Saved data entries
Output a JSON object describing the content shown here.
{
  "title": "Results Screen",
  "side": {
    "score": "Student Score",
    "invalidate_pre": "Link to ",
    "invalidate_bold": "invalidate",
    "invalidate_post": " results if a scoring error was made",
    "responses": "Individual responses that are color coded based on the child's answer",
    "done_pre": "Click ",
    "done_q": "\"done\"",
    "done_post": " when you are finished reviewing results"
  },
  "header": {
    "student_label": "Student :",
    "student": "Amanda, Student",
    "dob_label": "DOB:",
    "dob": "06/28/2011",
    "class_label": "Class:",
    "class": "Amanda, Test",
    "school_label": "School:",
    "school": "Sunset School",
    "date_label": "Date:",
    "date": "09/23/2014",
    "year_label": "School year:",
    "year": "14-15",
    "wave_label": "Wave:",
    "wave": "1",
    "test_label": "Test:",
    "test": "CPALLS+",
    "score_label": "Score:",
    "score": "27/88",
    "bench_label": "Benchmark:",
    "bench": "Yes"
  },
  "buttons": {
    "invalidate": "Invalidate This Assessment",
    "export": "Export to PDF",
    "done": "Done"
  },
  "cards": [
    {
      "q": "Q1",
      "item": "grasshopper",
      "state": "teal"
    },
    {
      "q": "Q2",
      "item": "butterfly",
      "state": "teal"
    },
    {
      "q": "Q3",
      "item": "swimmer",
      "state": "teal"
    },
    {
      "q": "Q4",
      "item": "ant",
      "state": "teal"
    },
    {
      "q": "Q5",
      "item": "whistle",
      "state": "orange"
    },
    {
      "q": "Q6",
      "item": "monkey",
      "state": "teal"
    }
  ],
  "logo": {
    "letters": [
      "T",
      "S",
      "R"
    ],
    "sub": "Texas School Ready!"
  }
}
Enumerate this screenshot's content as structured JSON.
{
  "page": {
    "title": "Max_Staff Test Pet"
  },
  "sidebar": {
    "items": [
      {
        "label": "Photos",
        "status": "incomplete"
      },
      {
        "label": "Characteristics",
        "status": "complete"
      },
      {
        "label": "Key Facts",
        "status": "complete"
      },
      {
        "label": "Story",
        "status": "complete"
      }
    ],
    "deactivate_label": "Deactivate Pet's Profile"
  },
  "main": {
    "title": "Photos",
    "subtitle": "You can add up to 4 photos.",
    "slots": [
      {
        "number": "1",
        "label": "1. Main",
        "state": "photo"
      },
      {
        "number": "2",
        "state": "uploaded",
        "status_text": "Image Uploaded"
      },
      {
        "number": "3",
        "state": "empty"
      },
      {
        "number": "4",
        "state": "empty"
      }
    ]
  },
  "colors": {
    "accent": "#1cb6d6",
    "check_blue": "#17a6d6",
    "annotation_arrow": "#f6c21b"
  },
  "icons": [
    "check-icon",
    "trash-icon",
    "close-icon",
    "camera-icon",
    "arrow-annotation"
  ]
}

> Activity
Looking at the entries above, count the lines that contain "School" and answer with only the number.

> Completed task
4